| WHAT YOU WILL DO |
An exact copy of the entries is needed, with every line included.

| LISTED RECORDS |
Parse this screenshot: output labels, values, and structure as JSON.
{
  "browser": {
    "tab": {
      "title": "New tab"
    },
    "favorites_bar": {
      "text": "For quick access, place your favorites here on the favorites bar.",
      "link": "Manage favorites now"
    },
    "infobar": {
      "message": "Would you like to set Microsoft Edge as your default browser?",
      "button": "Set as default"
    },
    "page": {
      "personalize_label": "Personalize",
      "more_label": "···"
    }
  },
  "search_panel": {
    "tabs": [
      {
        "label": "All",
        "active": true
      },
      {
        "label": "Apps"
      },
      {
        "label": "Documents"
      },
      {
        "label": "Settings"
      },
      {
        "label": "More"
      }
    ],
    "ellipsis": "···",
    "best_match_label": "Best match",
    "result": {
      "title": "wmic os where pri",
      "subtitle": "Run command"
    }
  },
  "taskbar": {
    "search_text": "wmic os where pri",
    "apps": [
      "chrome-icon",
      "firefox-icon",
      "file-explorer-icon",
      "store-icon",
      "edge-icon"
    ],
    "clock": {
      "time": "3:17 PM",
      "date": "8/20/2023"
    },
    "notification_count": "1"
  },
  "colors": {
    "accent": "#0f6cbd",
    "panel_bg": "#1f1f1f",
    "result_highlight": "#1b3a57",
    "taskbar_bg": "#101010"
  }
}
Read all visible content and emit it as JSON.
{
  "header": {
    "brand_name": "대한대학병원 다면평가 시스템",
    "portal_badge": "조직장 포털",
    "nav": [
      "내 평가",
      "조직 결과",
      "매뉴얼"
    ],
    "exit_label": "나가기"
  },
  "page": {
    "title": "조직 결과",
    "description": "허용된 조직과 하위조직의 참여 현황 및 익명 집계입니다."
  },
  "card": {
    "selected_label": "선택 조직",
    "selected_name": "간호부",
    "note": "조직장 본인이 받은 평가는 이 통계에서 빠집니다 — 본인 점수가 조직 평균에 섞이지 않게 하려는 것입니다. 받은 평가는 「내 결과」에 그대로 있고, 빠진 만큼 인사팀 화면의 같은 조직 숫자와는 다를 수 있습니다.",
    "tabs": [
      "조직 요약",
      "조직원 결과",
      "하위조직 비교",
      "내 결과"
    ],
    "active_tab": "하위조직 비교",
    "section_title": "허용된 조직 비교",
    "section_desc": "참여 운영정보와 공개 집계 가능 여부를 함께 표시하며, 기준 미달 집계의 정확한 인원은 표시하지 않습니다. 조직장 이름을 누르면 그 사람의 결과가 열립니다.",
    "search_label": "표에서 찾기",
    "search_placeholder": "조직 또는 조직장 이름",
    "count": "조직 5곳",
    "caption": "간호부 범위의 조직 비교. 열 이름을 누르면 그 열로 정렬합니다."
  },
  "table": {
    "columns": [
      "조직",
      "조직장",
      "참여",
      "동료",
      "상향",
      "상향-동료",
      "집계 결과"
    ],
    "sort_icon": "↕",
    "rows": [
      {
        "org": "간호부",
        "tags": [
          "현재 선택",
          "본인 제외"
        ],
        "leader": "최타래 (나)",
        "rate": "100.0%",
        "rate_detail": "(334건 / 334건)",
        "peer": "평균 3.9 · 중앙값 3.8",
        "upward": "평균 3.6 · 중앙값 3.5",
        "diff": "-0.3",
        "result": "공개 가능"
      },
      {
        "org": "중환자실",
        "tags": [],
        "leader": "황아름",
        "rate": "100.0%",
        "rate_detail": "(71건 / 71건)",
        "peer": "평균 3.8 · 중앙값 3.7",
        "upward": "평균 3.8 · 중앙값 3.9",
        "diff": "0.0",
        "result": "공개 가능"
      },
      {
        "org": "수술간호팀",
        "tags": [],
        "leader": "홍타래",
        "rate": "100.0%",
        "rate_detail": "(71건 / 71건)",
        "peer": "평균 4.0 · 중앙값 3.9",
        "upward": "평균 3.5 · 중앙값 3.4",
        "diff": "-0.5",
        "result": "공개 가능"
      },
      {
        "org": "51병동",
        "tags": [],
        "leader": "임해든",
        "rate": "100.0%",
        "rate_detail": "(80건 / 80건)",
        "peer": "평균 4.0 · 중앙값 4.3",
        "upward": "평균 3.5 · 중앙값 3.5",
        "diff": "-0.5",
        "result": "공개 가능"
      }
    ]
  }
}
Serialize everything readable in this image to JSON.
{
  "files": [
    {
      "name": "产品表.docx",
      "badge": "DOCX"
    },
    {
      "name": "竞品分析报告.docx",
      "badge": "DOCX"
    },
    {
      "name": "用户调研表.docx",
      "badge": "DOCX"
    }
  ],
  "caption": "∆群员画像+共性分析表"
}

| TASK ANSWER |
Parse this screenshot: output labels, values, and structure as JSON.
{
  "browser": {
    "tab": {
      "title": "New tab"
    },
    "favorites_bar": {
      "text": "For quick access, place your favorites here on the favorites bar.",
      "link": "Manage favorites now"
    },
    "infobar": {
      "message": "Would you like to set Microsoft Edge as your default browser?",
      "button": "Set as default"
    },
    "page": {
      "personalize_label": "Personalize",
      "more_label": "···"
    }
  },
  "search_panel": {
    "tabs": [
      {
        "label": "All",
        "active": true
      },
      {
        "label": "Apps"
      },
      {
        "label": "Documents"
      },
      {
        "label": "Settings"
      },
      {
        "label": "More"
      }
    ],
    "ellipsis": "···",
    "best_match_label": "Best match",
    "result": {
      "title": "wmic os where pri",
      "subtitle": "Run command"
    }
  },
  "taskbar": {
    "search_text": "wmic os where pri",
    "apps": [
      "chrome-icon",
      "firefox-icon",
      "file-explorer-icon",
      "store-icon",
      "edge-icon"
    ],
    "clock": {
      "time": "3:17 PM",
      "date": "8/20/2023"
    },
    "notification_count": "1"
  },
  "colors": {
    "accent": "#0f6cbd",
    "panel_bg": "#1f1f1f",
    "result_highlight": "#1b3a57",
    "taskbar_bg": "#101010"
  }
}
Read all visible content and emit it as JSON.
{
  "header": {
    "brand_name": "대한대학병원 다면평가 시스템",
    "portal_badge": "조직장 포털",
    "nav": [
      "내 평가",
      "조직 결과",
      "매뉴얼"
    ],
    "exit_label": "나가기"
  },
  "page": {
    "title": "조직 결과",
    "description": "허용된 조직과 하위조직의 참여 현황 및 익명 집계입니다."
  },
  "card": {
    "selected_label": "선택 조직",
    "selected_name": "간호부",
    "note": "조직장 본인이 받은 평가는 이 통계에서 빠집니다 — 본인 점수가 조직 평균에 섞이지 않게 하려는 것입니다. 받은 평가는 「내 결과」에 그대로 있고, 빠진 만큼 인사팀 화면의 같은 조직 숫자와는 다를 수 있습니다.",
    "tabs": [
      "조직 요약",
      "조직원 결과",
      "하위조직 비교",
      "내 결과"
    ],
    "active_tab": "하위조직 비교",
    "section_title": "허용된 조직 비교",
    "section_desc": "참여 운영정보와 공개 집계 가능 여부를 함께 표시하며, 기준 미달 집계의 정확한 인원은 표시하지 않습니다. 조직장 이름을 누르면 그 사람의 결과가 열립니다.",
    "search_label": "표에서 찾기",
    "search_placeholder": "조직 또는 조직장 이름",
    "count": "조직 5곳",
    "caption": "간호부 범위의 조직 비교. 열 이름을 누르면 그 열로 정렬합니다."
  },
  "table": {
    "columns": [
      "조직",
      "조직장",
      "참여",
      "동료",
      "상향",
      "상향-동료",
      "집계 결과"
    ],
    "sort_icon": "↕",
    "rows": [
      {
        "org": "간호부",
        "tags": [
          "현재 선택",
          "본인 제외"
        ],
        "leader": "최타래 (나)",
        "rate": "100.0%",
        "rate_detail": "(334건 / 334건)",
        "peer": "평균 3.9 · 중앙값 3.8",
        "upward": "평균 3.6 · 중앙값 3.5",
        "diff": "-0.3",
        "result": "공개 가능"
      },
      {
        "org": "중환자실",
        "tags": [],
        "leader": "황아름",
        "rate": "100.0%",
        "rate_detail": "(71건 / 71건)",
        "peer": "평균 3.8 · 중앙값 3.7",
        "upward": "평균 3.8 · 중앙값 3.9",
        "diff": "0.0",
        "result": "공개 가능"
      },
      {
        "org": "수술간호팀",
        "tags": [],
        "leader": "홍타래",
        "rate": "100.0%",
        "rate_detail": "(71건 / 71건)",
        "peer": "평균 4.0 · 중앙값 3.9",
        "upward": "평균 3.5 · 중앙값 3.4",
        "diff": "-0.5",
        "result": "공개 가능"
      },
      {
        "org": "51병동",
        "tags": [],
        "leader": "임해든",
        "rate": "100.0%",
        "rate_detail": "(80건 / 80건)",
        "peer": "평균 4.0 · 중앙값 4.3",
        "upward": "평균 3.5 · 중앙값 3.5",
        "diff": "-0.5",
        "result": "공개 가능"
      }
    ]
  }
}
Serialize everything readable in this image to JSON.
{
  "files": [
    {
      "name": "产品表.docx",
      "badge": "DOCX"
    },
    {
      "name": "竞品分析报告.docx",
      "badge": "DOCX"
    },
    {
      "name": "用户调研表.docx",
      "badge": "DOCX"
    }
  ],
  "caption": "∆群员画像+共性分析表"
}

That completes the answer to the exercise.